**Exercise description:**
What follows is a set of records. Retype them exactly, leaving out the pictures.

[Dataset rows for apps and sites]
════════════════

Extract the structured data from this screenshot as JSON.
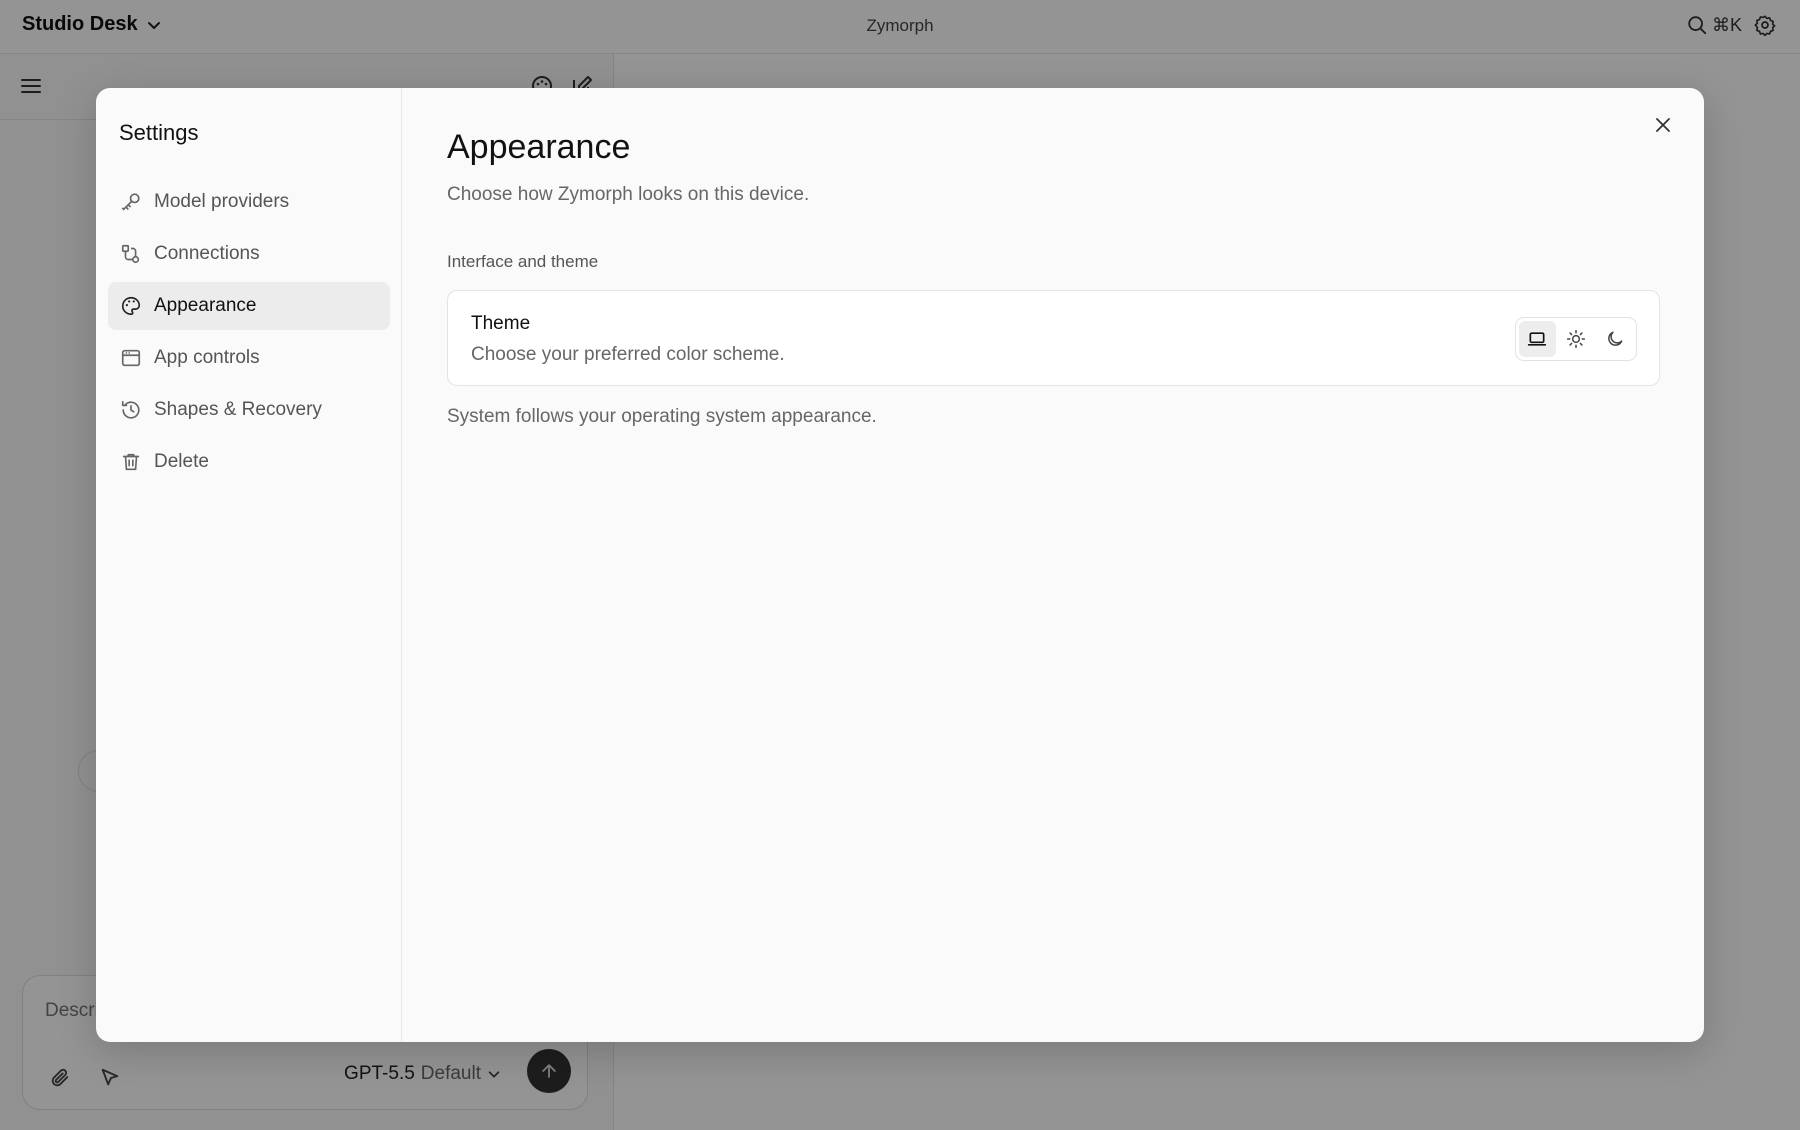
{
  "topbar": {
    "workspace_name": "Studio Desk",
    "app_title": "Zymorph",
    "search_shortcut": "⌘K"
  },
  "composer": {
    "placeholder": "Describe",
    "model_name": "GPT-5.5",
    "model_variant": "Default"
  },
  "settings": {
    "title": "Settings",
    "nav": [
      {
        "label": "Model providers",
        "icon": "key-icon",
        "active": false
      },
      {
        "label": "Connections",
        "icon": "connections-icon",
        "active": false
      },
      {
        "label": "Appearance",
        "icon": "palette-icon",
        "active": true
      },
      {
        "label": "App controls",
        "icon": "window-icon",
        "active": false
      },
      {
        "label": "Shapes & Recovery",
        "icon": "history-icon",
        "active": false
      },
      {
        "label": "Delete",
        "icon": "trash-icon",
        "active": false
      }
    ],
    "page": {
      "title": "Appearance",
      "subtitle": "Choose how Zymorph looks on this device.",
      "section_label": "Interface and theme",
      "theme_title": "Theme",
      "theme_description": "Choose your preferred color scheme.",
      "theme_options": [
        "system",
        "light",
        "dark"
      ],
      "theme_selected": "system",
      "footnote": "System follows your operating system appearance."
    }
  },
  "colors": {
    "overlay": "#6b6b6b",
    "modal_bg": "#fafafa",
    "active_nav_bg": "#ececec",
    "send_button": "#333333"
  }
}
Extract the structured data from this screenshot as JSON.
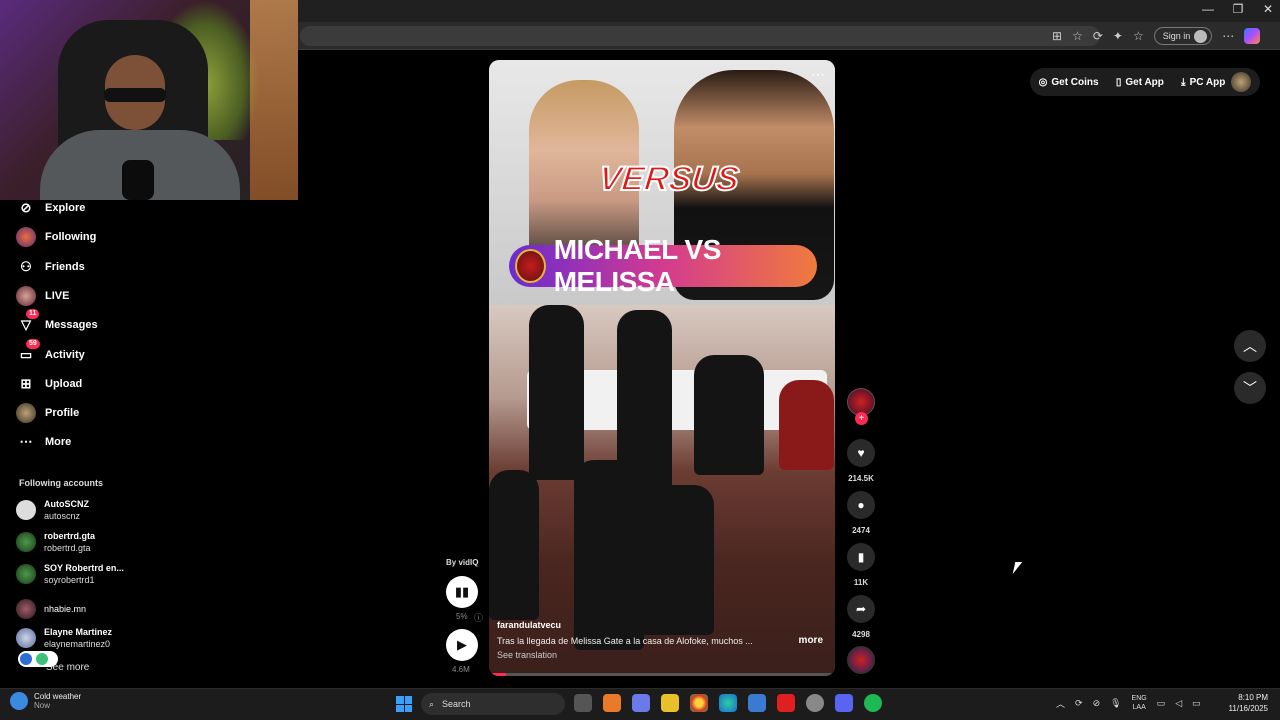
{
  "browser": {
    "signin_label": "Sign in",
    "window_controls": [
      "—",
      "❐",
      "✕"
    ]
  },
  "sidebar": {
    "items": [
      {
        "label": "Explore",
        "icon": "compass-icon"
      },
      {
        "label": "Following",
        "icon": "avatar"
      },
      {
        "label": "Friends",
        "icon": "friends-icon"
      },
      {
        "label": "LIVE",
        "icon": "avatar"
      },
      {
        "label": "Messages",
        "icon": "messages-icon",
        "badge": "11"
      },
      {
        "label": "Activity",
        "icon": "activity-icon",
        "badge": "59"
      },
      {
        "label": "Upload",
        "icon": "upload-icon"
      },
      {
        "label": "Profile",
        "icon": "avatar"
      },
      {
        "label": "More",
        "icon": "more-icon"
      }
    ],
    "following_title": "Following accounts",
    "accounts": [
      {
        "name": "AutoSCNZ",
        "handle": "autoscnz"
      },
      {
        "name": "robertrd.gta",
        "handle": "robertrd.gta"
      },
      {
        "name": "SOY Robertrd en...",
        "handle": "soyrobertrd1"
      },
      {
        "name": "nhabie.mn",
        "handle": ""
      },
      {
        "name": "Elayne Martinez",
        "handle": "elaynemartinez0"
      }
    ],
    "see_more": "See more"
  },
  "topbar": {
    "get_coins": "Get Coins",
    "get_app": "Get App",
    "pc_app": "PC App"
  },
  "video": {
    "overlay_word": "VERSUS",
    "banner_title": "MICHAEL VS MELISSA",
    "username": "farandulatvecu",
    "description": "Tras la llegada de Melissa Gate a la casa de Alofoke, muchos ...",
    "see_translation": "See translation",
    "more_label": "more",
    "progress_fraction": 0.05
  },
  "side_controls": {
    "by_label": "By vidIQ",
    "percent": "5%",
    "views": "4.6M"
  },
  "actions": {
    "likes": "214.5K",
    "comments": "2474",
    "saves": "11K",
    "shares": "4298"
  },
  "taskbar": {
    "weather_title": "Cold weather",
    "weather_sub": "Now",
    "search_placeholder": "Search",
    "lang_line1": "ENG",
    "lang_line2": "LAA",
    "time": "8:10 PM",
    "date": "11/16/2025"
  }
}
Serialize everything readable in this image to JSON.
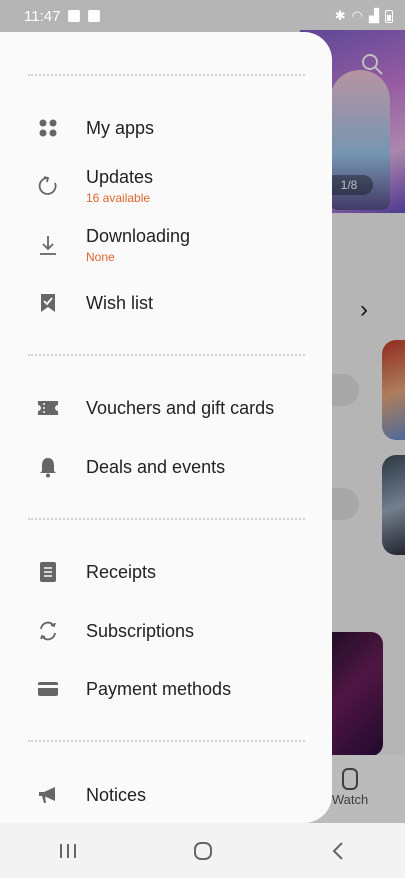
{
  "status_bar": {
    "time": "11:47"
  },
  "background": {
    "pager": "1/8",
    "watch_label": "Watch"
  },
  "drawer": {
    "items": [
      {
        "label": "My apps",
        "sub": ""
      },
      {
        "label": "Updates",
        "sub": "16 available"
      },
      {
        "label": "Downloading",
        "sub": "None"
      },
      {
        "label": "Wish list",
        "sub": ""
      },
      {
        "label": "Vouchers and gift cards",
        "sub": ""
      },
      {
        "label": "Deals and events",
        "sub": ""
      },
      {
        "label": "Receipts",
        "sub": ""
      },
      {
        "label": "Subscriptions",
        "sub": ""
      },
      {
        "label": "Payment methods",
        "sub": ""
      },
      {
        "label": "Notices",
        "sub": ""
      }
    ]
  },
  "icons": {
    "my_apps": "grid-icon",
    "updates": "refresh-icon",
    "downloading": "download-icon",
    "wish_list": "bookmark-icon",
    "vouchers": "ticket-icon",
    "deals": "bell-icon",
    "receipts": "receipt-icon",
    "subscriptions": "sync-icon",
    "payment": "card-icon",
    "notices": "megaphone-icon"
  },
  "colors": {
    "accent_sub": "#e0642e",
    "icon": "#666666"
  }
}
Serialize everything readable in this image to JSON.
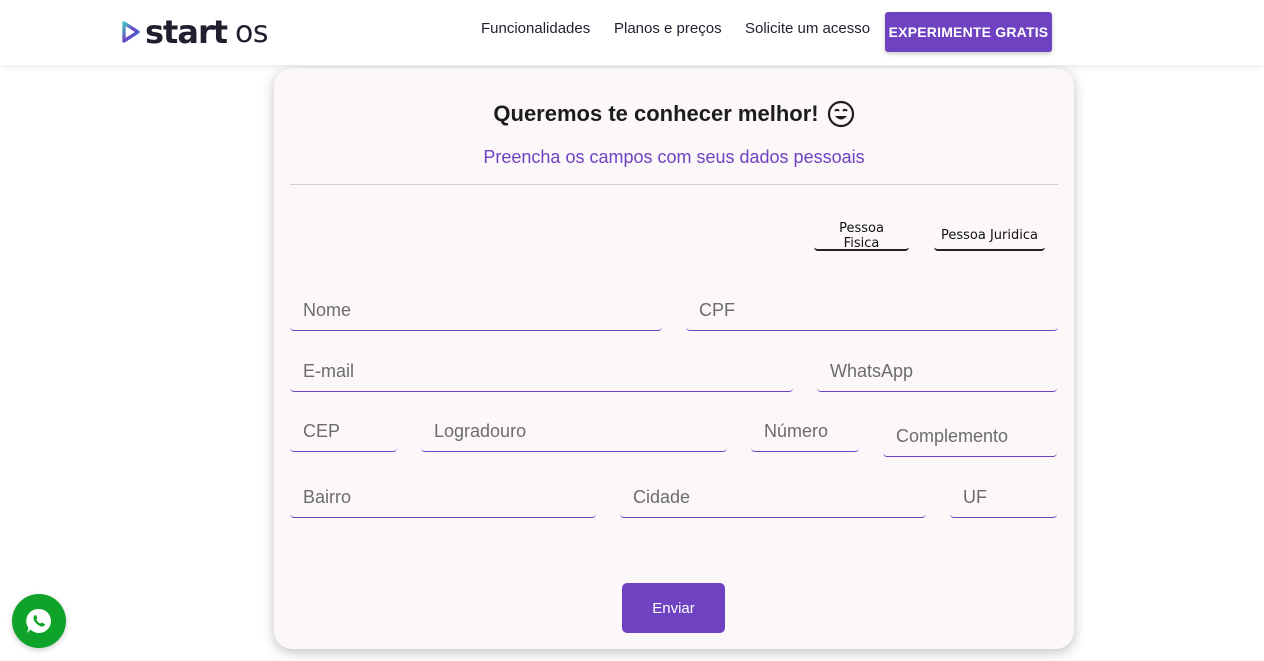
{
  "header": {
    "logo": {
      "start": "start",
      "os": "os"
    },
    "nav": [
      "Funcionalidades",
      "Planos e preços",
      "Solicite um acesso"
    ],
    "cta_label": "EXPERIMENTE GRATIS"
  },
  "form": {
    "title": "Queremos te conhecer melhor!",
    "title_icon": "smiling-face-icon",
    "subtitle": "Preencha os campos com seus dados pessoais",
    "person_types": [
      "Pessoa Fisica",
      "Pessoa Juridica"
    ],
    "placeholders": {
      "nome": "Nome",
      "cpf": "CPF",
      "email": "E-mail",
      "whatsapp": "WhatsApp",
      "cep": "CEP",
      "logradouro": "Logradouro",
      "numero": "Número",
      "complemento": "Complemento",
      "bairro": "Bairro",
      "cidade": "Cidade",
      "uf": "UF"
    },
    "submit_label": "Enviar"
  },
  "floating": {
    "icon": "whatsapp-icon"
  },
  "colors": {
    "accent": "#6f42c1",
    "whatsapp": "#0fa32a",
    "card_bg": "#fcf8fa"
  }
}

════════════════

**Reply to the task:**
Extract the structured data from this screenshot as JSON.
{
  "topbar": {
    "workspace_name": "Studio Desk",
    "app_title": "Zymorph",
    "search_shortcut": "⌘K"
  },
  "composer": {
    "placeholder": "Describe",
    "model_name": "GPT-5.5",
    "model_variant": "Default"
  },
  "settings": {
    "title": "Settings",
    "nav": [
      {
        "label": "Model providers",
        "icon": "key-icon",
        "active": false
      },
      {
        "label": "Connections",
        "icon": "connections-icon",
        "active": false
      },
      {
        "label": "Appearance",
        "icon": "palette-icon",
        "active": true
      },
      {
        "label": "App controls",
        "icon": "window-icon",
        "active": false
      },
      {
        "label": "Shapes & Recovery",
        "icon": "history-icon",
        "active": false
      },
      {
        "label": "Delete",
        "icon": "trash-icon",
        "active": false
      }
    ],
    "page": {
      "title": "Appearance",
      "subtitle": "Choose how Zymorph looks on this device.",
      "section_label": "Interface and theme",
      "theme_title": "Theme",
      "theme_description": "Choose your preferred color scheme.",
      "theme_options": [
        "system",
        "light",
        "dark"
      ],
      "theme_selected": "system",
      "footnote": "System follows your operating system appearance."
    }
  },
  "colors": {
    "overlay": "#6b6b6b",
    "modal_bg": "#fafafa",
    "active_nav_bg": "#ececec",
    "send_button": "#333333"
  }
}
Extract the structured data from this screenshot as JSON.
{
  "browser": {
    "signin_label": "Sign in",
    "window_controls": [
      "—",
      "❐",
      "✕"
    ]
  },
  "sidebar": {
    "items": [
      {
        "label": "Explore",
        "icon": "compass-icon"
      },
      {
        "label": "Following",
        "icon": "avatar"
      },
      {
        "label": "Friends",
        "icon": "friends-icon"
      },
      {
        "label": "LIVE",
        "icon": "avatar"
      },
      {
        "label": "Messages",
        "icon": "messages-icon",
        "badge": "11"
      },
      {
        "label": "Activity",
        "icon": "activity-icon",
        "badge": "59"
      },
      {
        "label": "Upload",
        "icon": "upload-icon"
      },
      {
        "label": "Profile",
        "icon": "avatar"
      },
      {
        "label": "More",
        "icon": "more-icon"
      }
    ],
    "following_title": "Following accounts",
    "accounts": [
      {
        "name": "AutoSCNZ",
        "handle": "autoscnz"
      },
      {
        "name": "robertrd.gta",
        "handle": "robertrd.gta"
      },
      {
        "name": "SOY Robertrd en...",
        "handle": "soyrobertrd1"
      },
      {
        "name": "nhabie.mn",
        "handle": ""
      },
      {
        "name": "Elayne Martinez",
        "handle": "elaynemartinez0"
      }
    ],
    "see_more": "See more"
  },
  "topbar": {
    "get_coins": "Get Coins",
    "get_app": "Get App",
    "pc_app": "PC App"
  },
  "video": {
    "overlay_word": "VERSUS",
    "banner_title": "MICHAEL VS MELISSA",
    "username": "farandulatvecu",
    "description": "Tras la llegada de Melissa Gate a la casa de Alofoke, muchos ...",
    "see_translation": "See translation",
    "more_label": "more",
    "progress_fraction": 0.05
  },
  "side_controls": {
    "by_label": "By vidIQ",
    "percent": "5%",
    "views": "4.6M"
  },
  "actions": {
    "likes": "214.5K",
    "comments": "2474",
    "saves": "11K",
    "shares": "4298"
  },
  "taskbar": {
    "weather_title": "Cold weather",
    "weather_sub": "Now",
    "search_placeholder": "Search",
    "lang_line1": "ENG",
    "lang_line2": "LAA",
    "time": "8:10 PM",
    "date": "11/16/2025"
  }
}
Serialize everything readable in this image to JSON.
{
  "status_bar": {
    "time": "11:47"
  },
  "background": {
    "pager": "1/8",
    "watch_label": "Watch"
  },
  "drawer": {
    "items": [
      {
        "label": "My apps",
        "sub": ""
      },
      {
        "label": "Updates",
        "sub": "16 available"
      },
      {
        "label": "Downloading",
        "sub": "None"
      },
      {
        "label": "Wish list",
        "sub": ""
      },
      {
        "label": "Vouchers and gift cards",
        "sub": ""
      },
      {
        "label": "Deals and events",
        "sub": ""
      },
      {
        "label": "Receipts",
        "sub": ""
      },
      {
        "label": "Subscriptions",
        "sub": ""
      },
      {
        "label": "Payment methods",
        "sub": ""
      },
      {
        "label": "Notices",
        "sub": ""
      }
    ]
  },
  "icons": {
    "my_apps": "grid-icon",
    "updates": "refresh-icon",
    "downloading": "download-icon",
    "wish_list": "bookmark-icon",
    "vouchers": "ticket-icon",
    "deals": "bell-icon",
    "receipts": "receipt-icon",
    "subscriptions": "sync-icon",
    "payment": "card-icon",
    "notices": "megaphone-icon"
  },
  "colors": {
    "accent_sub": "#e0642e",
    "icon": "#666666"
  }
}
Serialize everything readable in this image to JSON.
{
  "header": {
    "logo": {
      "start": "start",
      "os": "os"
    },
    "nav": [
      "Funcionalidades",
      "Planos e preços",
      "Solicite um acesso"
    ],
    "cta_label": "EXPERIMENTE GRATIS"
  },
  "form": {
    "title": "Queremos te conhecer melhor!",
    "title_icon": "smiling-face-icon",
    "subtitle": "Preencha os campos com seus dados pessoais",
    "person_types": [
      "Pessoa Fisica",
      "Pessoa Juridica"
    ],
    "placeholders": {
      "nome": "Nome",
      "cpf": "CPF",
      "email": "E-mail",
      "whatsapp": "WhatsApp",
      "cep": "CEP",
      "logradouro": "Logradouro",
      "numero": "Número",
      "complemento": "Complemento",
      "bairro": "Bairro",
      "cidade": "Cidade",
      "uf": "UF"
    },
    "submit_label": "Enviar"
  },
  "floating": {
    "icon": "whatsapp-icon"
  },
  "colors": {
    "accent": "#6f42c1",
    "whatsapp": "#0fa32a",
    "card_bg": "#fcf8fa"
  }
}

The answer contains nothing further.